What you will do: Select from the data all lines with the word "Your".

____ Entries shown

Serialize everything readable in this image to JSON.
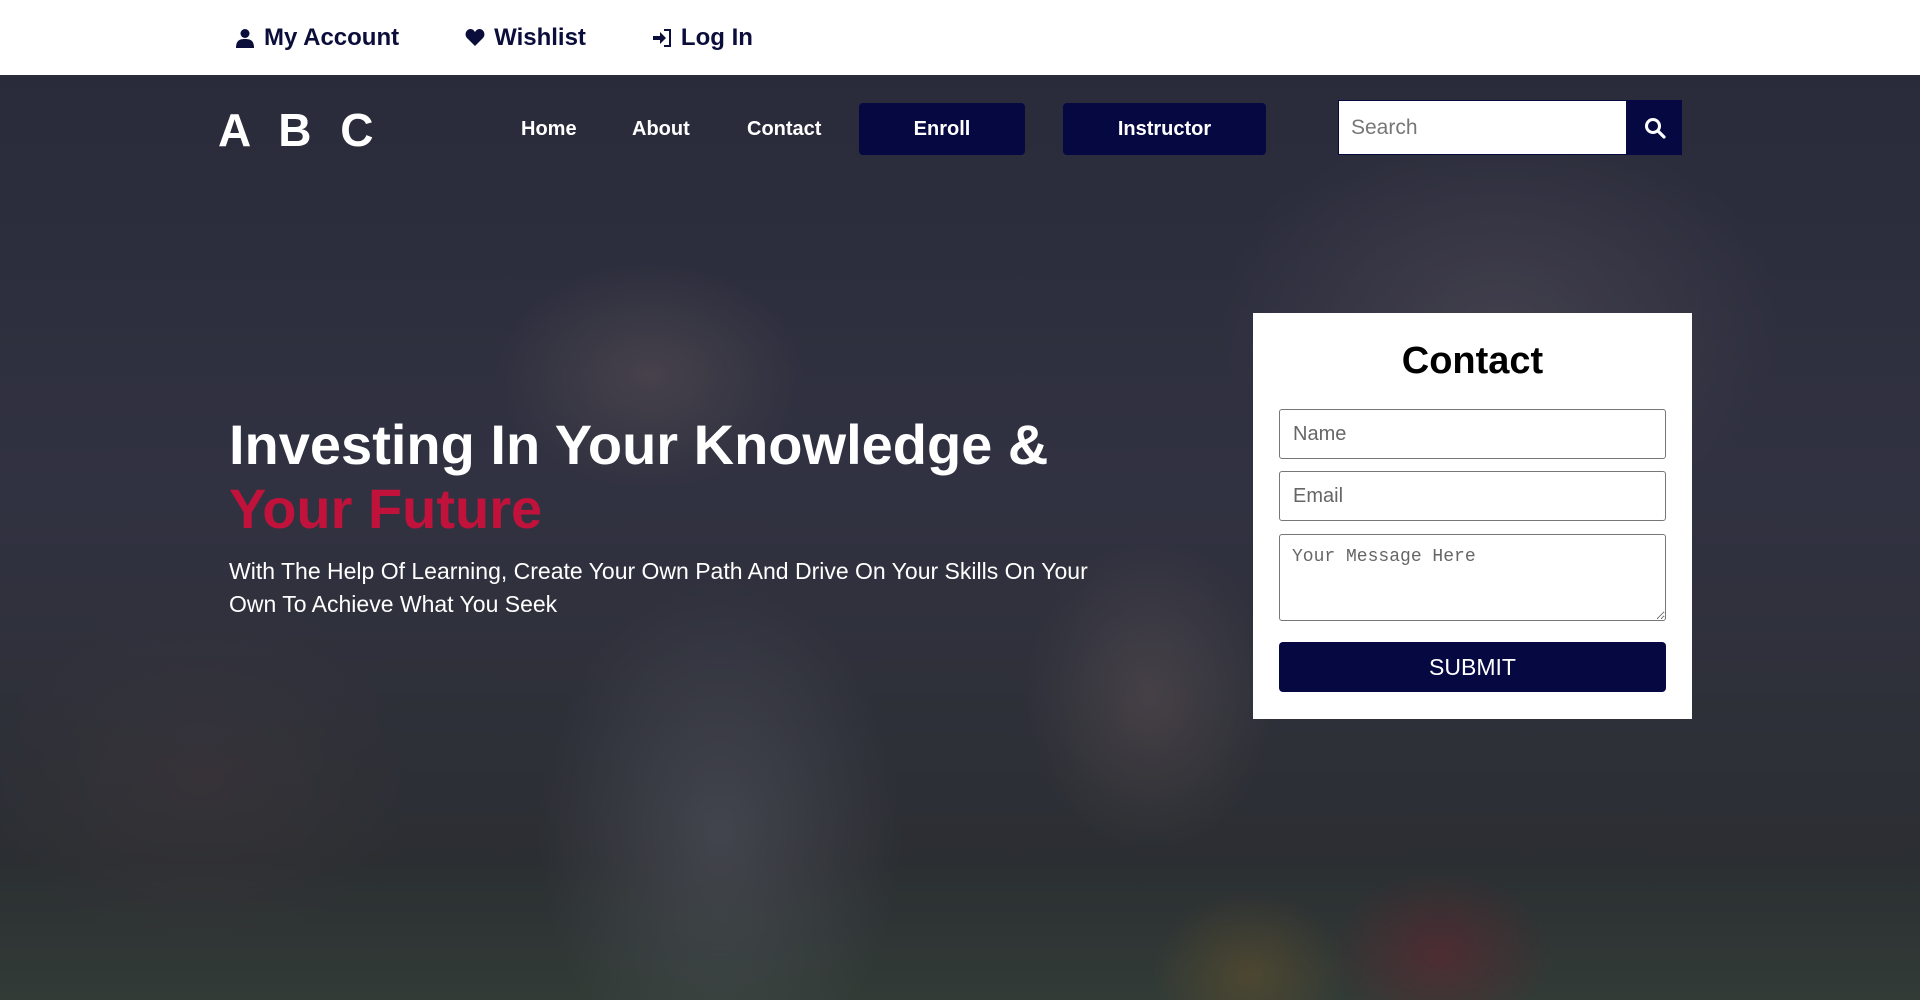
{
  "topbar": {
    "links": [
      {
        "label": "My Account",
        "icon": "user-icon"
      },
      {
        "label": "Wishlist",
        "icon": "heart-icon"
      },
      {
        "label": "Log In",
        "icon": "sign-in-icon"
      }
    ]
  },
  "header": {
    "logo": "A B C",
    "nav": {
      "home": "Home",
      "about": "About",
      "contact": "Contact",
      "enroll": "Enroll",
      "instructor": "Instructor"
    },
    "search": {
      "placeholder": "Search",
      "value": "",
      "icon": "search-icon"
    }
  },
  "hero": {
    "title_line1": "Investing In Your Knowledge &",
    "title_line2": "Your Future",
    "subtitle": "With The Help Of Learning, Create Your Own Path And Drive On Your Skills On Your Own To Achieve What You Seek"
  },
  "contact_form": {
    "title": "Contact",
    "name_placeholder": "Name",
    "email_placeholder": "Email",
    "message_placeholder": "Your Message Here",
    "submit_label": "SUBMIT"
  },
  "colors": {
    "primary_navy": "#060842",
    "accent_red": "#c1123c",
    "white": "#ffffff"
  }
}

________

Solution to this exercise:
    "title_line1": "Investing In Your Knowledge &",
    "title_line2": "Your Future",
    "subtitle": "With The Help Of Learning, Create Your Own Path And Drive On Your Skills On Your Own To Achieve What You Seek"
    "message_placeholder": "Your Message Here",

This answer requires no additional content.